11 Dec 2017

From an early age, Lee Kiang Koh was encouraged to embrace the traditional role of a woman in the home. Instead, she forged a career in technology and wants to inspire other young women to do the same. 

“I was always passionate about working in technology, and I was lucky enough to receive a Royal Melbourne Institute of Technology (RMIT) degree scholarship to enable me to get a qualification after school,” says Lee Kiang from Macquarie’s Singapore office. 

“Women are underrepresented in Science, Technology, Engineering and Mathematics (STEM) and I want to encourage the next generation to consider this field as a career option. For that to happen, we have to support access to quality STEM education, instil an interest in girls and develop the right skills for roles in the future.” 

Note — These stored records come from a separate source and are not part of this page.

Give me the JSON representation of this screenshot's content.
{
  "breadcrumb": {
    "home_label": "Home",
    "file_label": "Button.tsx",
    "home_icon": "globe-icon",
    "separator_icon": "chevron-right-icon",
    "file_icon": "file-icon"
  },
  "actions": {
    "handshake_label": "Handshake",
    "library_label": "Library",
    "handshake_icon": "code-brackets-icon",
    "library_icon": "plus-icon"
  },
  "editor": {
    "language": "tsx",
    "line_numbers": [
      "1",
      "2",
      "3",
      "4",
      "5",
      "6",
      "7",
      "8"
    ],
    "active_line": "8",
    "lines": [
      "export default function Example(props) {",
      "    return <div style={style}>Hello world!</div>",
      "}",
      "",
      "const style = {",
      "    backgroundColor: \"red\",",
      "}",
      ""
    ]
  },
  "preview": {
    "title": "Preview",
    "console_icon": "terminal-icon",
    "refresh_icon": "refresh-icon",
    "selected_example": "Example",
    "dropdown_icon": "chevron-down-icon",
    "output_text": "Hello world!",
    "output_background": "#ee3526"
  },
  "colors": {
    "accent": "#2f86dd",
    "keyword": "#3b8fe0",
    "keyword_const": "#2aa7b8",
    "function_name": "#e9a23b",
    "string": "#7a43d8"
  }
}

Together with 21C Girls, a non-profit organisation that develops and delivers free coding classes for girls, Lee Kiang organised a four-hour coding hackathon for around 15 girls aged between 13-15 years old. The workshop included a variety of fun, hands-on activities designed to get the students excited about being inventors, problem solvers and creative in STEM. 

Staff members from Macquarie’s technology team also mentored the students as they used ‘microbits’ to create their own programmable musical instrument. This exercise was designed to give students an idea of what a career in the FinTech (Financial Technology) industry would be like and provided them with role models.

Following the hackathon feedback survey, 100% of the girls involved said they would consider a career in the Fintech industry. “Our ultimate goal was to inspire young girls to think outside of the traditional roles for women and pursue a career in STEM, so I was happy to see that this experience broadened their horizons,” says Lee Kiang. 

As well as the hackathon, a donation of $3,328 with matching from the Macquarie Group Foundation was made to support the work of 21C Girls as they prepare girls with the skills and knowledge to build a career in STEM. 

Also during Macquarie’s annual Foundation Week Lee Kiang and colleagues from the Singapore held an event with 21C called ‘Littlebits’ in which staff made small inventions. The event raised $30,000 with matching from the Macquarie Group Foundation. 

Image caption: Macquarie staff members pictured with 21C Girls – generating interest in STEM for future generations